- Anopthalmia and Microphthalmia: These rare but serious conditions were three times more likely to occur in babies whose mothers took an NSAID during pregnancy. Though the terms are often used interchangeably, these are actually two separate conditions. A baby with anopthalmia is born without eyes; a baby with microphthalmia has abnormally small eyes. There is no treatment or cure for anophthalmia or microphthalmia. These conditions nearly always result in complete or near-complete blindness. Some children benefit from surgical treatment to improve the appearance of the child, including being fitted with a prosthetic eye.
- Cleft Lip (cheiloschisis) and/or Cleft Palate (palatoschisis): These oral / facial birth defects can occur independently or together, and are 30-80% more likely in babies born to mothers who took an NSAID. These birth defects form while the baby is developing in the womb. They may be as minor as a small notch in the upper lip, or as severe as a widely separated upper lip that also involves a cleft palate. A cleft palate may involve only the soft palate, or it may be a severe cleft that involves the hard and soft palate.
Scientific Studies of Vioxx and Birth Defects
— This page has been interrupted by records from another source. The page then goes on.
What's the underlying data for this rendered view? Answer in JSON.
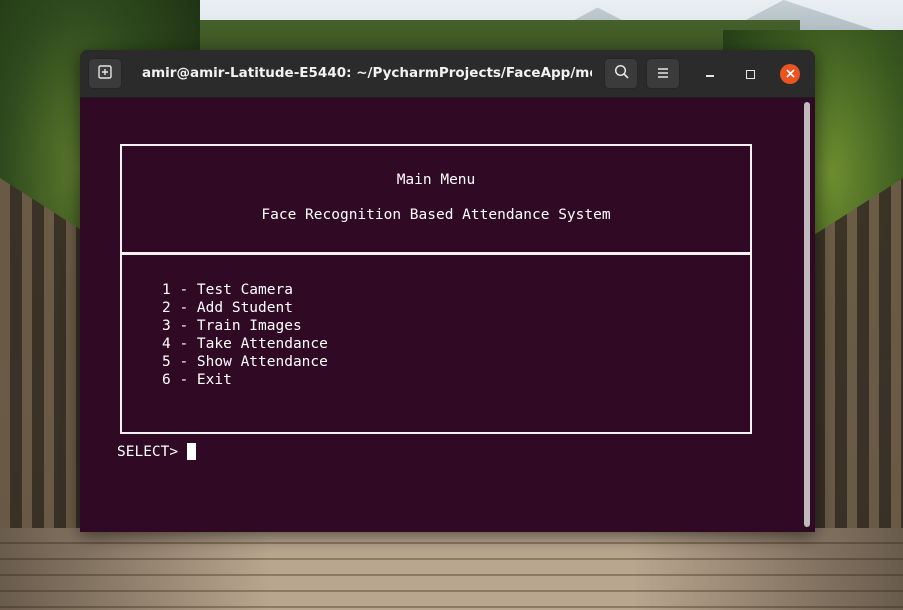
{
  "window": {
    "title": "amir@amir-Latitude-E5440: ~/PycharmProjects/FaceApp/mo..."
  },
  "terminal": {
    "header_line_1": "Main Menu",
    "header_line_2": "Face Recognition Based Attendance System",
    "menu_items": [
      "1 - Test Camera",
      "2 - Add Student",
      "3 - Train Images",
      "4 - Take Attendance",
      "5 - Show Attendance",
      "6 - Exit"
    ],
    "prompt": "SELECT>"
  },
  "icons": {
    "new_tab": "new-tab-icon",
    "search": "search-icon",
    "menu": "hamburger-menu-icon",
    "minimize": "minimize-icon",
    "maximize": "maximize-icon",
    "close": "close-icon"
  },
  "colors": {
    "terminal_background": "#300a24",
    "titlebar": "#2b2b2b",
    "close_button": "#e95420",
    "text": "#ffffff"
  }
}
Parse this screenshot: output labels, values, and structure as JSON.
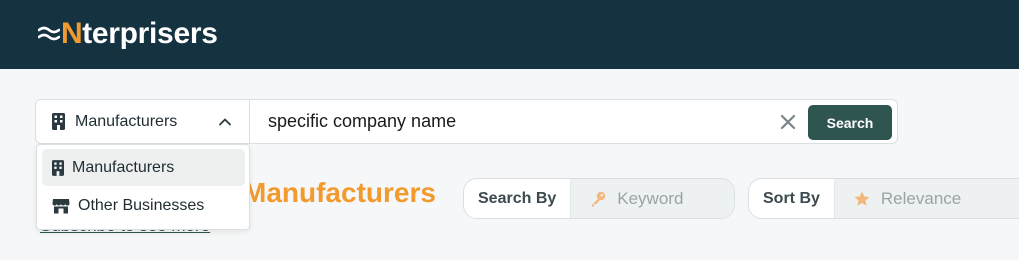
{
  "header": {
    "logo": {
      "mark": "≈",
      "letter": "N",
      "rest": "terprisers"
    }
  },
  "search": {
    "category_selected": "Manufacturers",
    "query": "specific company name",
    "button_label": "Search"
  },
  "dropdown": {
    "items": [
      {
        "label": "Manufacturers",
        "icon": "building-icon",
        "active": true
      },
      {
        "label": "Other Businesses",
        "icon": "store-icon",
        "active": false
      }
    ]
  },
  "section": {
    "title": "Manufacturers",
    "subscribe_link": "Subscribe to see more"
  },
  "search_by": {
    "label": "Search By",
    "value": "Keyword",
    "icon": "key-icon"
  },
  "sort_by": {
    "label": "Sort By",
    "value": "Relevance",
    "icon": "star-icon"
  },
  "colors": {
    "header_bg": "#153240",
    "accent": "#f29a2e",
    "button_bg": "#2f5550"
  }
}
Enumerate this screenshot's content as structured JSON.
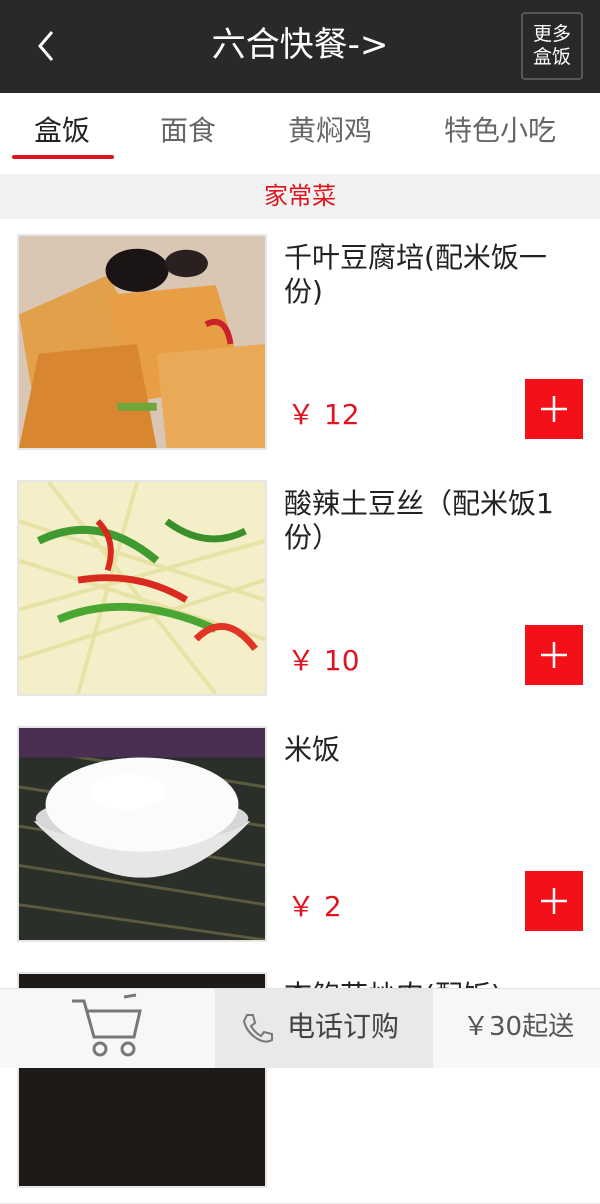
{
  "header": {
    "title": "六合快餐->",
    "more_button": "更多\n盒饭",
    "back_icon": "back-arrow-icon"
  },
  "tabs": [
    {
      "label": "盒饭",
      "active": true
    },
    {
      "label": "面食",
      "active": false
    },
    {
      "label": "黄焖鸡",
      "active": false
    },
    {
      "label": "特色小吃",
      "active": false
    }
  ],
  "category": "家常菜",
  "items": [
    {
      "name": " 千叶豆腐培(配米饭一份)",
      "price": "￥ 12"
    },
    {
      "name": "酸辣土豆丝（配米饭1份）",
      "price": "￥ 10"
    },
    {
      "name": "米饭",
      "price": "￥ 2"
    },
    {
      "name": "杏鲍菇炒肉(配饭)",
      "price": ""
    }
  ],
  "bottom": {
    "phone_label": "电话订购",
    "min_order": "￥30起送",
    "cart_icon": "cart-icon",
    "phone_icon": "phone-icon"
  },
  "colors": {
    "header_bg": "#2b2828",
    "accent": "#e0141e",
    "add_button": "#f41019"
  }
}
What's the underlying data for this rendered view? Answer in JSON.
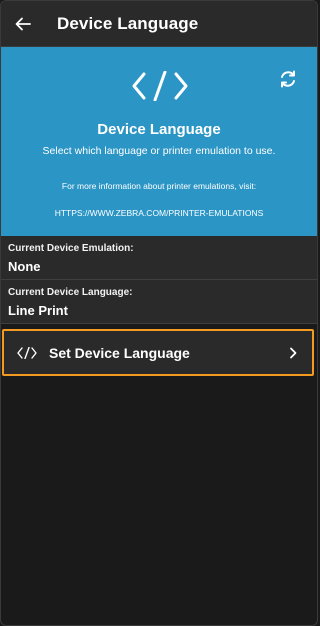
{
  "appbar": {
    "title": "Device Language",
    "back_icon": "arrow-left-icon"
  },
  "hero": {
    "title": "Device Language",
    "subtitle": "Select which language or printer emulation to use.",
    "info": "For more information about printer emulations, visit:",
    "link": "HTTPS://WWW.ZEBRA.COM/PRINTER-EMULATIONS",
    "background": "#2b95c5"
  },
  "emulation": {
    "label": "Current Device Emulation:",
    "value": "None"
  },
  "language": {
    "label": "Current Device Language:",
    "value": "Line Print"
  },
  "set_button": {
    "label": "Set Device Language",
    "accent": "#f39a21"
  }
}
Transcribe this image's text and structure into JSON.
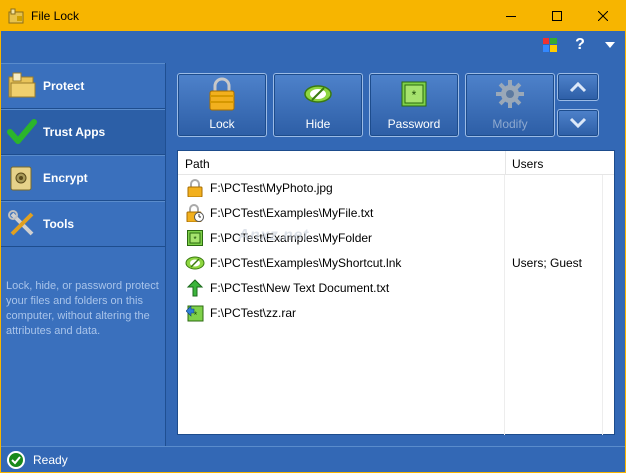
{
  "window": {
    "title": "File Lock",
    "minimize_icon": "minimize-icon",
    "maximize_icon": "maximize-icon",
    "close_icon": "close-icon"
  },
  "top_icons": [
    "theme-icon",
    "help-icon",
    "menu-dropdown-icon"
  ],
  "help_glyph": "?",
  "sidebar": {
    "items": [
      {
        "label": "Protect",
        "icon": "folder-icon",
        "active": false
      },
      {
        "label": "Trust Apps",
        "icon": "checkmark-icon",
        "active": true
      },
      {
        "label": "Encrypt",
        "icon": "safe-icon",
        "active": false
      },
      {
        "label": "Tools",
        "icon": "tools-icon",
        "active": false
      }
    ],
    "description": "Lock, hide, or password protect your files and folders on this computer, without altering the attributes and data."
  },
  "toolbar": {
    "buttons": [
      {
        "label": "Lock",
        "icon": "padlock-icon",
        "enabled": true
      },
      {
        "label": "Hide",
        "icon": "eye-hide-icon",
        "enabled": true
      },
      {
        "label": "Password",
        "icon": "password-icon",
        "enabled": true
      },
      {
        "label": "Modify",
        "icon": "gear-icon",
        "enabled": false
      }
    ],
    "move_up_icon": "chevron-up-icon",
    "move_down_icon": "chevron-down-icon"
  },
  "list": {
    "columns": [
      "Path",
      "Users"
    ],
    "rows": [
      {
        "path": "F:\\PCTest\\MyPhoto.jpg",
        "users": "",
        "icon": "lock-file-icon"
      },
      {
        "path": "F:\\PCTest\\Examples\\MyFile.txt",
        "users": "",
        "icon": "lock-clock-icon"
      },
      {
        "path": "F:\\PCTest\\Examples\\MyFolder",
        "users": "",
        "icon": "password-file-icon"
      },
      {
        "path": "F:\\PCTest\\Examples\\MyShortcut.lnk",
        "users": "Users; Guest",
        "icon": "hidden-file-icon"
      },
      {
        "path": "F:\\PCTest\\New Text Document.txt",
        "users": "",
        "icon": "green-arrow-icon"
      },
      {
        "path": "F:\\PCTest\\zz.rar",
        "users": "",
        "icon": "password-shortcut-icon"
      }
    ]
  },
  "watermark": "Anxz.net",
  "status": {
    "text": "Ready",
    "icon": "ready-check-icon"
  },
  "colors": {
    "titlebar": "#f7b500",
    "accent_blue": "#3368b5",
    "status_green": "#1a8a1a"
  }
}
The results of a clinical study of birth defects and maternal use of medications was announced in December 2011. The researchers looked at information from 15,000 women whose babies had a birth defect. The researchers compared this information to 5,500 women whose babies had no defects. Then the researchers looked for links between the maternal use of medications and 29 different birth defects. Though the researchers were happy to announce that most of the defects were not associated with the maternal use of medications, unfortunately, a few were. The few birth defects that were associated were exceptionally rare, severe, and debilitating. Because the defects were so rare, even a three-fold increased risk translates to relatively few birth defects numerically. Even so, the researchers said that until the link between NSAIDs and birth defects can be explored further, pregnant women should probably avoid this group of medications.